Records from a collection
####################

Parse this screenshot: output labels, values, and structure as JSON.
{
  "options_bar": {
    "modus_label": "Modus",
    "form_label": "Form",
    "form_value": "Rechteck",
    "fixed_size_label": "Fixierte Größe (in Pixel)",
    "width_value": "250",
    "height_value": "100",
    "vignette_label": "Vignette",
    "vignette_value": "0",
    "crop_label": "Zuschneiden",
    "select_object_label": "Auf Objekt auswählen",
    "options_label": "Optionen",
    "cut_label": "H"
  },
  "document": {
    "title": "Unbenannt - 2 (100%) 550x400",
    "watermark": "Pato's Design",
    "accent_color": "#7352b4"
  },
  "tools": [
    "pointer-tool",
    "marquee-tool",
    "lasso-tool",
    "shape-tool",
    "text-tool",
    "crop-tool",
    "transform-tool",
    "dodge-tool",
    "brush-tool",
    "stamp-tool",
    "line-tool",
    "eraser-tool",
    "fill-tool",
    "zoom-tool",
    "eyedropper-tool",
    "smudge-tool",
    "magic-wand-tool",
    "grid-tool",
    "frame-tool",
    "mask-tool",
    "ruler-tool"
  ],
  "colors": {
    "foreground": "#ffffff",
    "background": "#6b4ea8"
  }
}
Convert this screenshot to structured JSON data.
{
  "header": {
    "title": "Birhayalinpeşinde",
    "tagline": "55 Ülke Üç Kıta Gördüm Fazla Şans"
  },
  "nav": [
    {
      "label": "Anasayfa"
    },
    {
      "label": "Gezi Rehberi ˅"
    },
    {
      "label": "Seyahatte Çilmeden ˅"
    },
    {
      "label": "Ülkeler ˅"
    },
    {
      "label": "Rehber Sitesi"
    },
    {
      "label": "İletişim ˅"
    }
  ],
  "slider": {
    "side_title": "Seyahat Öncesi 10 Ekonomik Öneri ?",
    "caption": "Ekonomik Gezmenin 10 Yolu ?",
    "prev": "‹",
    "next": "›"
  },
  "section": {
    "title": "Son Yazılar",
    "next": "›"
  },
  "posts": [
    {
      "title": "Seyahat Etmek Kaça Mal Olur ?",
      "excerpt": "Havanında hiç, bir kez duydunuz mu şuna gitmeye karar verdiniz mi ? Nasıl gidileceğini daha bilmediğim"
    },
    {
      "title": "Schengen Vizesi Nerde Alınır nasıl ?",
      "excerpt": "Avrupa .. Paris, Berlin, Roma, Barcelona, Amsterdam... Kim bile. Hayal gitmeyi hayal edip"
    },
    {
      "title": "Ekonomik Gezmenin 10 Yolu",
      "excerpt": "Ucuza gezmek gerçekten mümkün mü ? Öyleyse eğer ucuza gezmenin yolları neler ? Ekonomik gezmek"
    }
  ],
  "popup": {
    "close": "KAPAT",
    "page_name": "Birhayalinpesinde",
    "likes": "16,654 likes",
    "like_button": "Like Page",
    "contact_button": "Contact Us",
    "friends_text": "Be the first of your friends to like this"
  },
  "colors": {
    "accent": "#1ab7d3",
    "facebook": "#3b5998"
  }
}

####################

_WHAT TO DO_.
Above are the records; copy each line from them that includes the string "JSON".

_TASK RESPONSE_.
Parse this screenshot: output labels, values, and structure as JSON.
Convert this screenshot to structured JSON data.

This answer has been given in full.